— WHAT THE TASK ASKS —
Copy all lines below containing "icon".

— TASK INPUTS —
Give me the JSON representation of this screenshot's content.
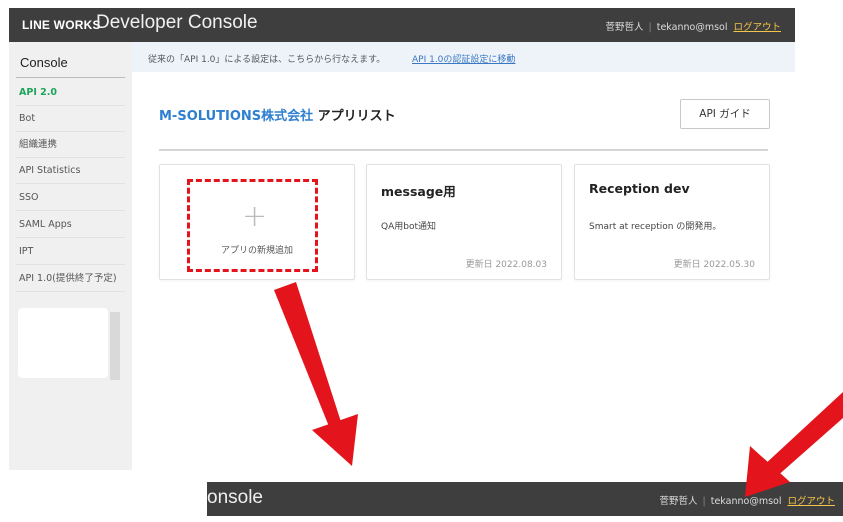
{
  "header": {
    "logo": "LINE WORKS",
    "product": "Developer Console",
    "user_name": "菅野哲人",
    "user_email": "tekanno@msol",
    "logout_label": "ログアウト"
  },
  "sidebar": {
    "title": "Console",
    "items": [
      {
        "label": "API 2.0"
      },
      {
        "label": "Bot"
      },
      {
        "label": "組織連携"
      },
      {
        "label": "API Statistics"
      },
      {
        "label": "SSO"
      },
      {
        "label": "SAML Apps"
      },
      {
        "label": "IPT"
      },
      {
        "label": "API 1.0(提供終了予定)"
      }
    ]
  },
  "notice": {
    "text": "従来の「API 1.0」による設定は、こちらから行なえます。",
    "link": "API 1.0の認証設定に移動"
  },
  "main": {
    "company": "M-SOLUTIONS株式会社",
    "title": "アプリリスト",
    "guide_button": "API ガイド"
  },
  "cards": [
    {
      "type": "add",
      "label": "アプリの新規追加"
    },
    {
      "title": "message用",
      "desc": "QA用bot通知",
      "date": "更新日 2022.08.03"
    },
    {
      "title": "Reception dev",
      "desc": "Smart at reception の開発用。",
      "date": "更新日 2022.05.30"
    }
  ],
  "bottom_header": {
    "product_fragment": "onsole",
    "user_name": "菅野哲人",
    "user_email": "tekanno@msol",
    "logout_label": "ログアウト"
  },
  "colors": {
    "header_bg": "#3e3e3e",
    "accent_green": "#1ea45a",
    "company_blue": "#2f7fd0",
    "annotation_red": "#e4141c"
  }
}
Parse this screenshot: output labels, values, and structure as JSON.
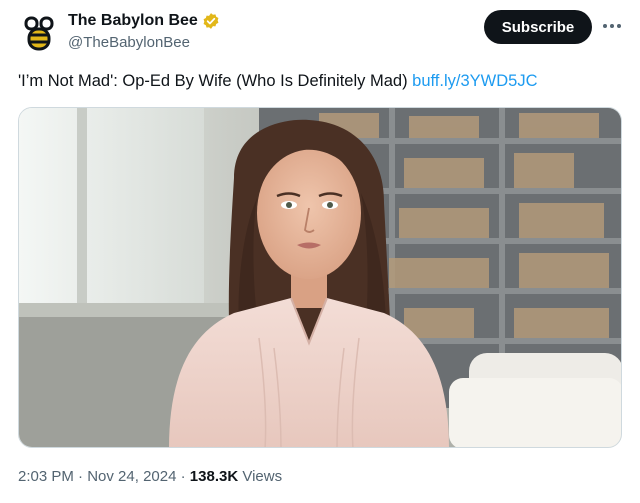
{
  "account": {
    "display_name": "The Babylon Bee",
    "handle": "@TheBabylonBee",
    "avatar_icon": "bee-logo-icon",
    "verified_icon": "verified-badge-icon",
    "verified_color": "#e2b719"
  },
  "actions": {
    "subscribe_label": "Subscribe",
    "more_icon": "more-options-icon"
  },
  "tweet": {
    "text": "'I’m Not Mad': Op-Ed By Wife (Who Is Definitely Mad)",
    "link": "buff.ly/3YWD5JC",
    "link_color": "#1d9bf0"
  },
  "media": {
    "type": "photo",
    "subject": "woman-at-desk-photo"
  },
  "meta": {
    "time": "2:03 PM",
    "separator": "·",
    "date": "Nov 24, 2024",
    "views_count": "138.3K",
    "views_label": "Views"
  },
  "colors": {
    "text_primary": "#0f1419",
    "text_secondary": "#536471",
    "button_bg": "#0f1419"
  }
}
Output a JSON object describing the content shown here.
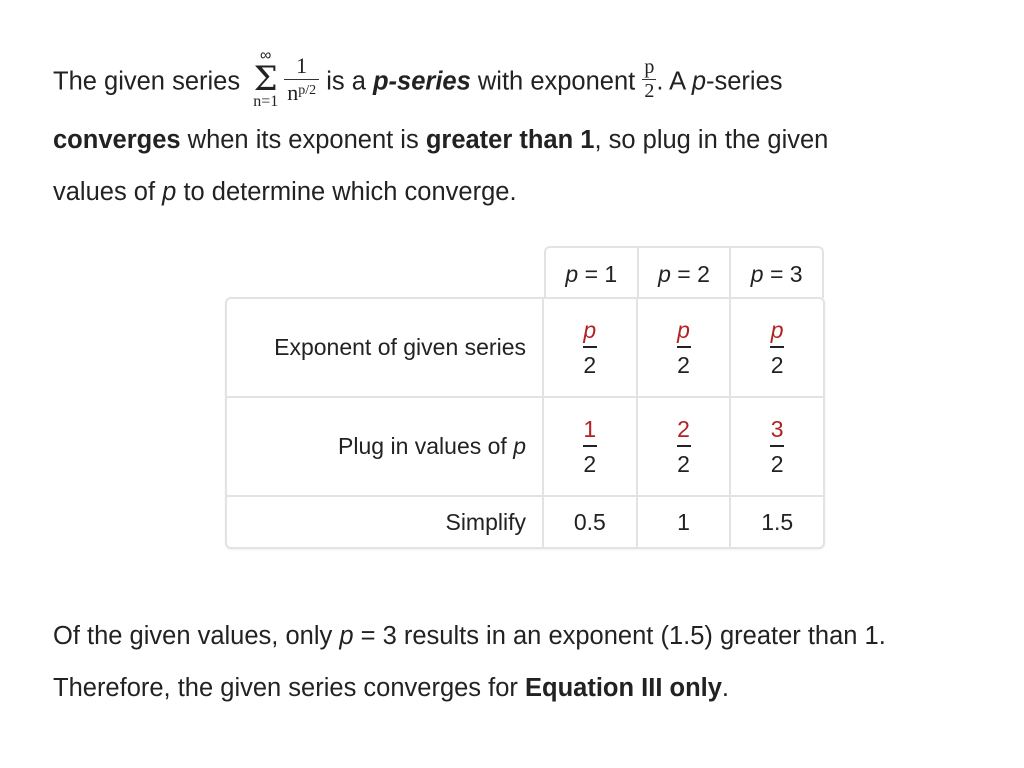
{
  "intro": {
    "text_before_series": "The given series",
    "series": {
      "upper": "∞",
      "symbol": "Σ",
      "lower": "n=1",
      "numerator": "1",
      "denominator_base": "n",
      "denominator_exponent": "p/2"
    },
    "text_is_a": "is a",
    "bold_p_series": "p-series",
    "text_with_exponent": "with exponent",
    "exponent": {
      "numerator": "p",
      "denominator": "2"
    },
    "text_after_exponent": ". A",
    "italic_p": "p",
    "text_series": "-series",
    "bold_converges": "converges",
    "text_when": "when its exponent is",
    "bold_greater": "greater than 1",
    "text_so_plug": ", so plug in the given",
    "text_values_of": "values of",
    "italic_p2": "p",
    "text_to_determine": "to determine which converge."
  },
  "table": {
    "header_var": "p",
    "columns": [
      {
        "label": " = 1"
      },
      {
        "label": " = 2"
      },
      {
        "label": " = 3"
      }
    ],
    "rows": [
      {
        "label": "Exponent of given series",
        "cells": [
          {
            "numerator": "p",
            "denominator": "2"
          },
          {
            "numerator": "p",
            "denominator": "2"
          },
          {
            "numerator": "p",
            "denominator": "2"
          }
        ]
      },
      {
        "label": "Plug in values of ",
        "label_italic": "p",
        "cells": [
          {
            "numerator": "1",
            "denominator": "2"
          },
          {
            "numerator": "2",
            "denominator": "2"
          },
          {
            "numerator": "3",
            "denominator": "2"
          }
        ]
      },
      {
        "label": "Simplify",
        "cells": [
          {
            "value": "0.5"
          },
          {
            "value": "1"
          },
          {
            "value": "1.5"
          }
        ]
      }
    ],
    "highlight_color": "#b22222"
  },
  "conclusion": {
    "text_1": "Of the given values, only",
    "italic_p": "p",
    "text_2": "= 3 results in an exponent (1.5) greater than 1. Therefore, the given series converges for",
    "bold_answer": "Equation III only",
    "text_end": "."
  }
}
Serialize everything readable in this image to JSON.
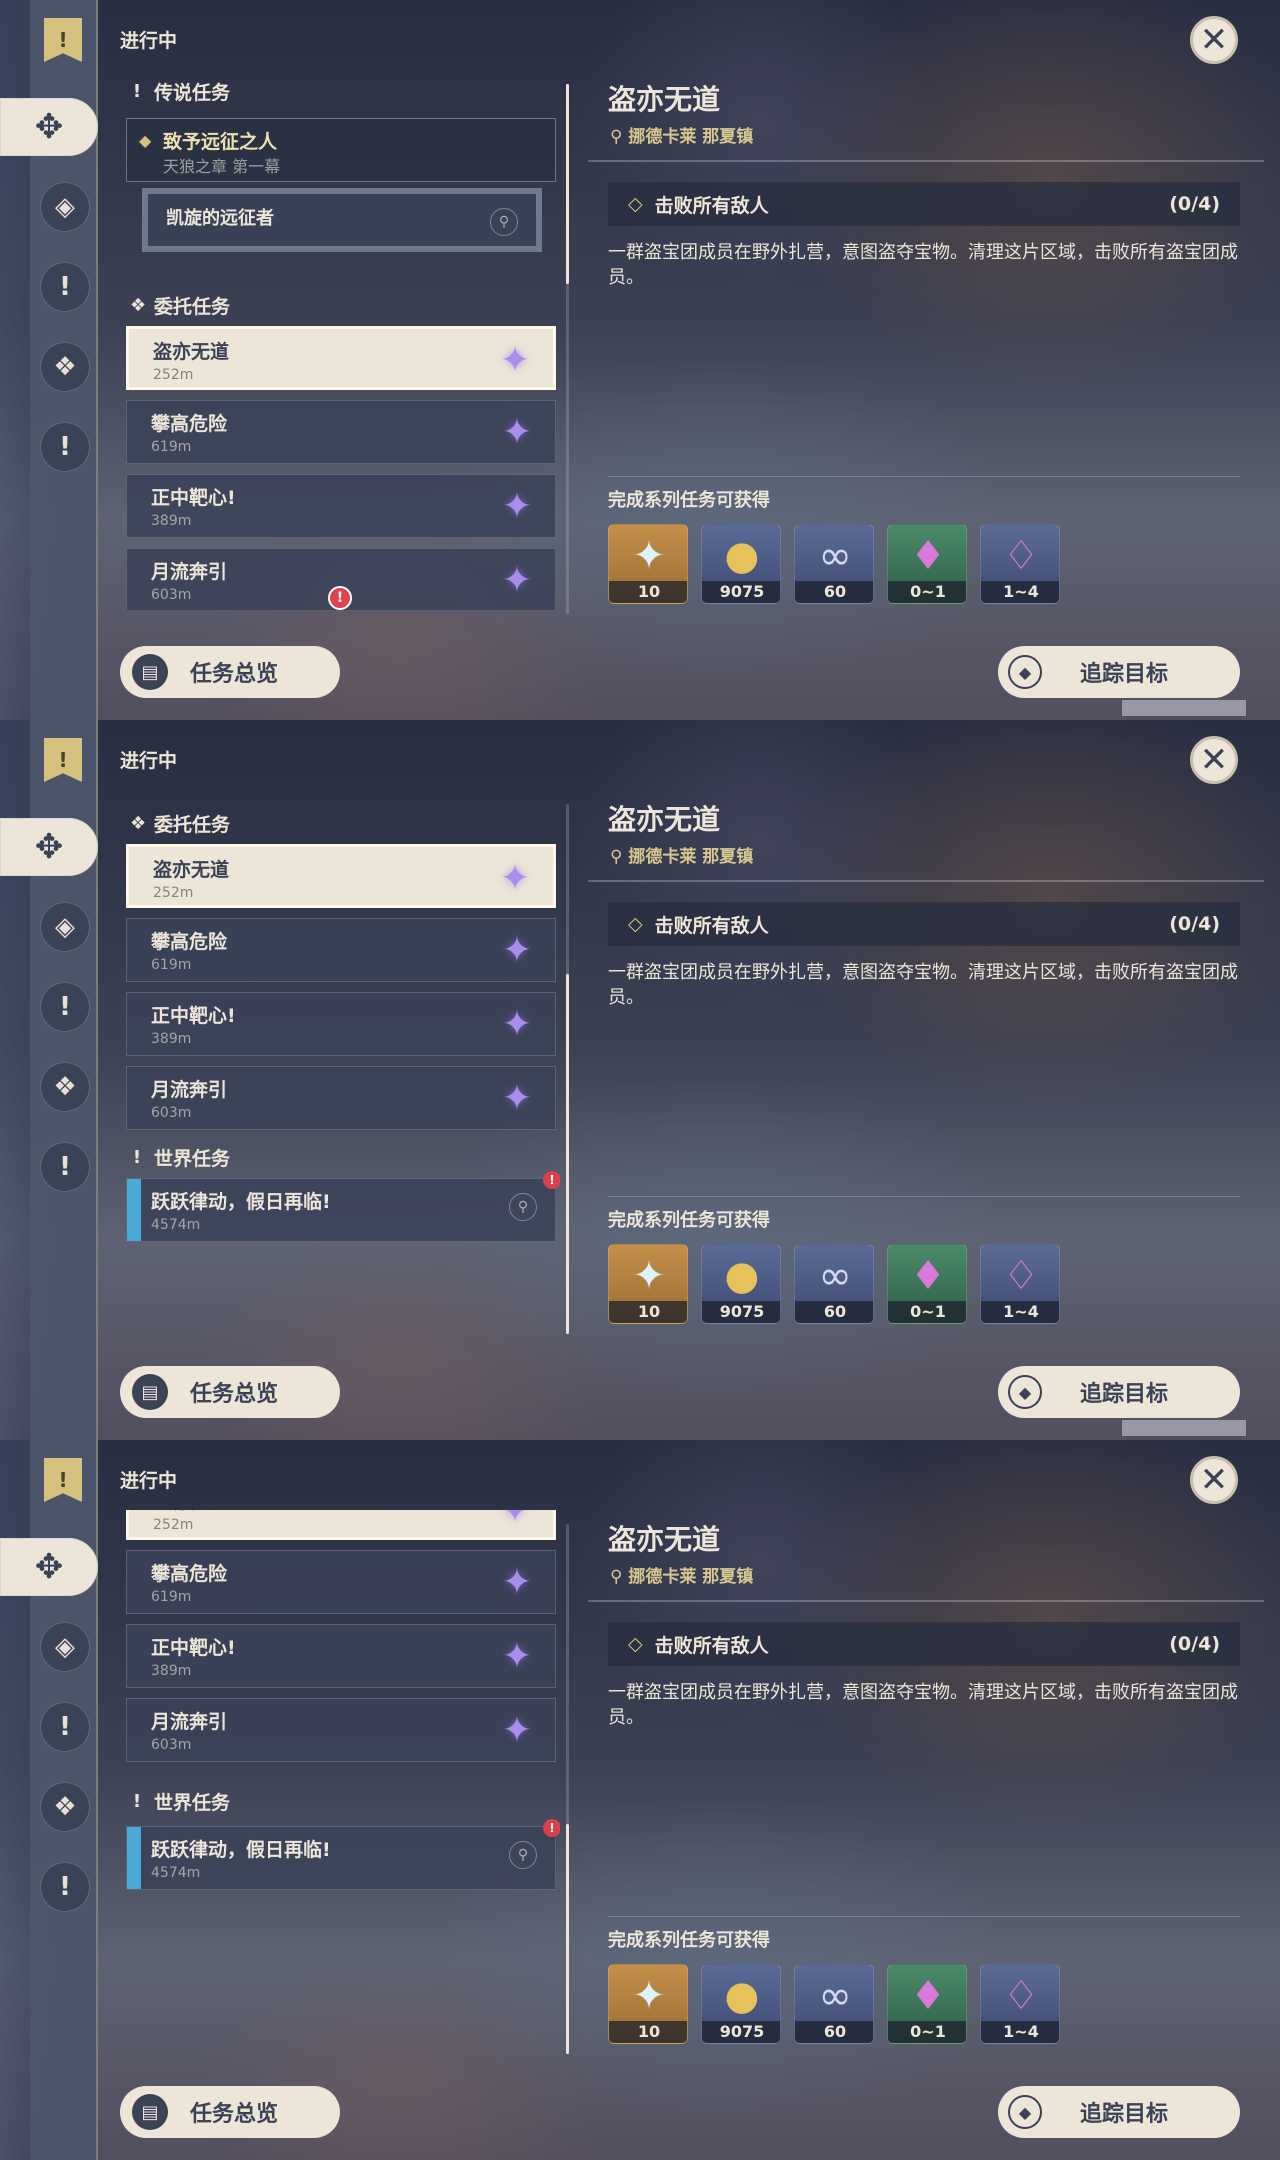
{
  "header": {
    "label": "进行中"
  },
  "close_icon": "close-icon",
  "legend_section": {
    "label": "传说任务",
    "quest_title": "致予远征之人",
    "quest_chapter": "天狼之章 第一幕",
    "sub_quest": "凯旋的远征者"
  },
  "commission_section": {
    "label": "委托任务"
  },
  "commissions": [
    {
      "title": "盗亦无道",
      "distance": "252m"
    },
    {
      "title": "攀高危险",
      "distance": "619m"
    },
    {
      "title": "正中靶心!",
      "distance": "389m"
    },
    {
      "title": "月流奔引",
      "distance": "603m"
    }
  ],
  "world_section": {
    "label": "世界任务",
    "quest_title": "跃跃律动，假日再临!",
    "distance": "4574m"
  },
  "detail": {
    "title": "盗亦无道",
    "location": "挪德卡莱 那夏镇",
    "objective": "击败所有敌人",
    "progress": "(0/4)",
    "description": "一群盗宝团成员在野外扎营，意图盗夺宝物。清理这片区域，击败所有盗宝团成员。",
    "rewards_label": "完成系列任务可获得",
    "rewards": [
      {
        "icon": "primogem-icon",
        "qty": "10",
        "color": "#b9863f"
      },
      {
        "icon": "mora-icon",
        "qty": "9075",
        "color": "#4b5a86"
      },
      {
        "icon": "companionship-exp-icon",
        "qty": "60",
        "color": "#4b5a86"
      },
      {
        "icon": "crystal-chunk-icon",
        "qty": "0~1",
        "color": "#3e7a5c"
      },
      {
        "icon": "crystal-cluster-icon",
        "qty": "1~4",
        "color": "#4b5a86"
      }
    ]
  },
  "buttons": {
    "overview": "任务总览",
    "track": "追踪目标"
  },
  "colors": {
    "accent": "#ece5d8",
    "dark": "#3b4255",
    "gold": "#d6c07e",
    "alert": "#e0424e"
  }
}
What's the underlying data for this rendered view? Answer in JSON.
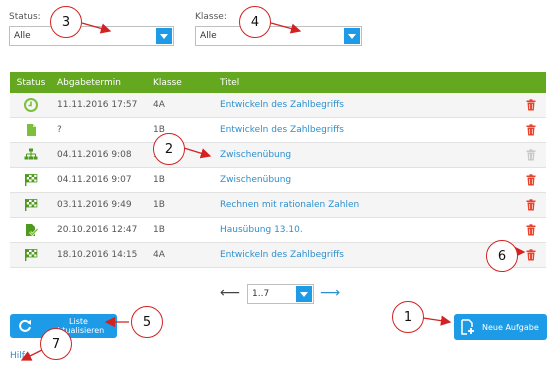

— TASK OUTPUT —
    "avatar_icon": "bee-logo-icon",
    "verified_icon": "verified-badge-icon",
    "more_icon": "more-options-icon"
  "close_icon": "close-icon",
        "icon": "primogem-icon",
        "icon": "mora-icon",
        "icon": "companionship-exp-icon",
        "icon": "crystal-chunk-icon",
        "icon": "crystal-cluster-icon",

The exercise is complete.